A few minutes after that game went final, the Red Sox squandered a 3-0 lead taken in the eighth inning, culminating in a walk-off grand slam by Mark Teixeira in the bottom of the ninth inning. Closer Craig Kimbrel started the ninth, but didn’t have control over any of his pitches. He allowed a leadoff single followed by three consecutive walks to force in a run. Joe Kelly relieved Kimbrel and seemed to be close to wriggling out of the jam, getting Starlin Castro to strike out looking and Didi Gregorius to pop up. But after starting Teixeira with a first-pitch curve ball for a strike, Teixera clobbered a 99 MPH fastball, sending it over the fence in right-center to end the game.

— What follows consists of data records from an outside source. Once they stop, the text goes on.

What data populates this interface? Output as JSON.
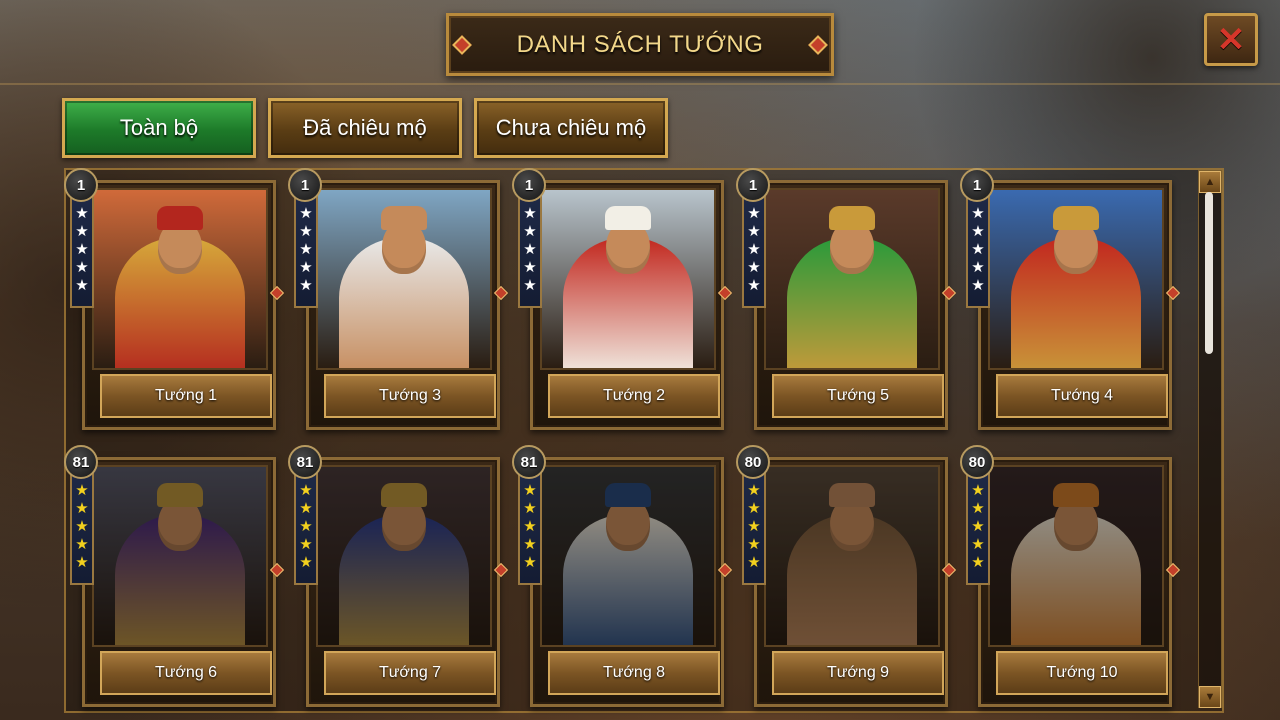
{
  "title": "DANH SÁCH TƯỚNG",
  "close_icon": "close-x-icon",
  "tabs": [
    {
      "label": "Toàn bộ",
      "active": true
    },
    {
      "label": "Đã chiêu mộ",
      "active": false
    },
    {
      "label": "Chưa chiêu mộ",
      "active": false
    }
  ],
  "colors": {
    "active_tab": "#1d7a29",
    "inactive_tab": "#5a3d14",
    "gold_border": "#d4a850",
    "star_white": "#ffffff",
    "star_yellow": "#f2d01e"
  },
  "generals": [
    {
      "name": "Tướng 1",
      "level": "1",
      "stars": 5,
      "star_color": "white",
      "palette": [
        "#d06a3a",
        "#b3261e",
        "#d6a83a"
      ],
      "recruited": true
    },
    {
      "name": "Tướng 3",
      "level": "1",
      "stars": 5,
      "star_color": "white",
      "palette": [
        "#7fa6c4",
        "#c58a5a",
        "#e8e8e8"
      ],
      "recruited": true
    },
    {
      "name": "Tướng 2",
      "level": "1",
      "stars": 5,
      "star_color": "white",
      "palette": [
        "#b8c4cc",
        "#f2efe6",
        "#c2281f"
      ],
      "recruited": true
    },
    {
      "name": "Tướng 5",
      "level": "1",
      "stars": 5,
      "star_color": "white",
      "palette": [
        "#5a3a2a",
        "#c99a3a",
        "#2a9a3a"
      ],
      "recruited": true
    },
    {
      "name": "Tướng 4",
      "level": "1",
      "stars": 5,
      "star_color": "white",
      "palette": [
        "#3a6ab0",
        "#c99a3a",
        "#c2281f"
      ],
      "recruited": true
    },
    {
      "name": "Tướng 6",
      "level": "81",
      "stars": 5,
      "star_color": "yellow",
      "palette": [
        "#5a5a6a",
        "#b8913a",
        "#4a2a7a"
      ],
      "recruited": false
    },
    {
      "name": "Tướng 7",
      "level": "81",
      "stars": 5,
      "star_color": "yellow",
      "palette": [
        "#4a3a3a",
        "#b8913a",
        "#2a3a8a"
      ],
      "recruited": false
    },
    {
      "name": "Tướng 8",
      "level": "81",
      "stars": 5,
      "star_color": "yellow",
      "palette": [
        "#3a3a3a",
        "#2a4a7a",
        "#e8e0d0"
      ],
      "recruited": false
    },
    {
      "name": "Tướng 9",
      "level": "80",
      "stars": 5,
      "star_color": "yellow",
      "palette": [
        "#5a4a3a",
        "#b8845a",
        "#7a5a3a"
      ],
      "recruited": false
    },
    {
      "name": "Tướng 10",
      "level": "80",
      "stars": 5,
      "star_color": "yellow",
      "palette": [
        "#3a2a2a",
        "#c9782a",
        "#e8e0d0"
      ],
      "recruited": false
    }
  ],
  "scrollbar": {
    "up_icon": "arrow-up-icon",
    "down_icon": "arrow-down-icon",
    "position": 0.0
  }
}
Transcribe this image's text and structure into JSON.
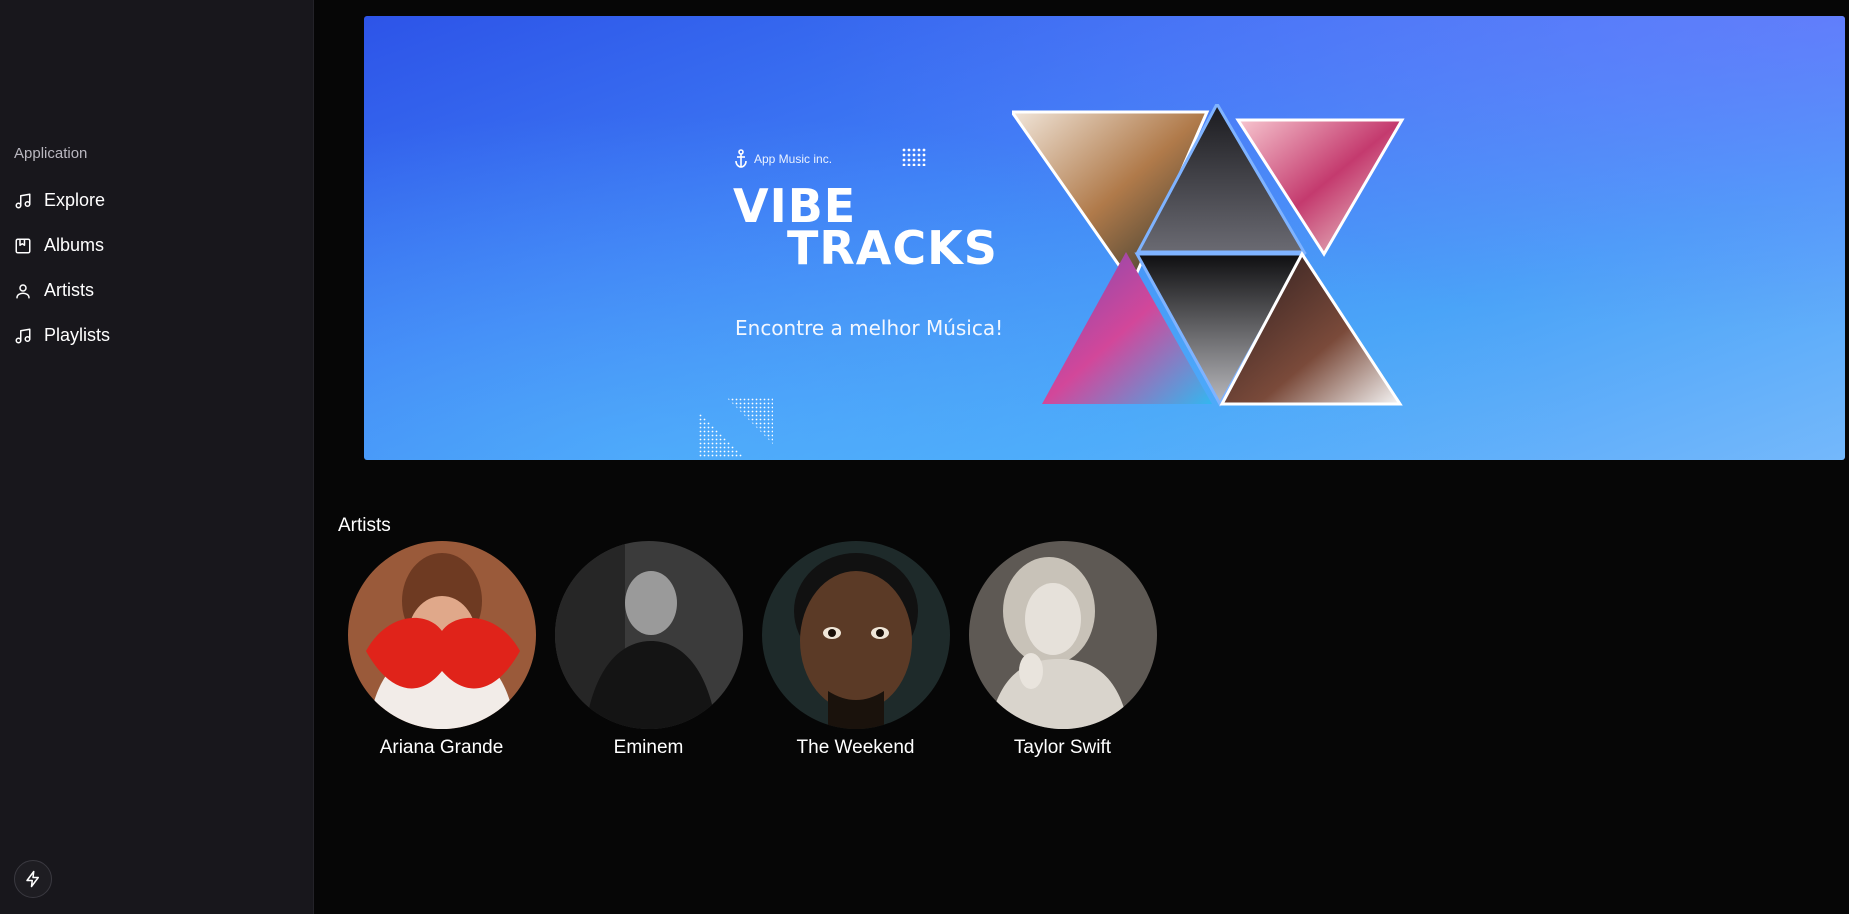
{
  "sidebar": {
    "logo_icon": "sound-wave-logo",
    "section_label": "Application",
    "items": [
      {
        "label": "Explore",
        "icon": "music-note-icon"
      },
      {
        "label": "Albums",
        "icon": "bookmark-album-icon"
      },
      {
        "label": "Artists",
        "icon": "user-icon"
      },
      {
        "label": "Playlists",
        "icon": "music-note-icon"
      }
    ],
    "footer_icon": "lightning-icon"
  },
  "banner": {
    "brand": "App Music inc.",
    "title_line1": "VIBE",
    "title_line2": "TRACKS",
    "tagline": "Encontre a melhor Música!",
    "colors": {
      "gradient_start": "#2d54e8",
      "gradient_end": "#74b8fb"
    }
  },
  "artists": {
    "heading": "Artists",
    "items": [
      {
        "name": "Ariana Grande",
        "color": "#c8231a"
      },
      {
        "name": "Eminem",
        "color": "#3a3a3a"
      },
      {
        "name": "The Weekend",
        "color": "#4a3424"
      },
      {
        "name": "Taylor Swift",
        "color": "#6b6660"
      }
    ]
  }
}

For the Yankees, the come-from-behind victory was crucial as it staved off Wild Card elimination for one more day.

This is the first time the Red Sox have clinched the AL East since 2013, also the last year they won the World Series.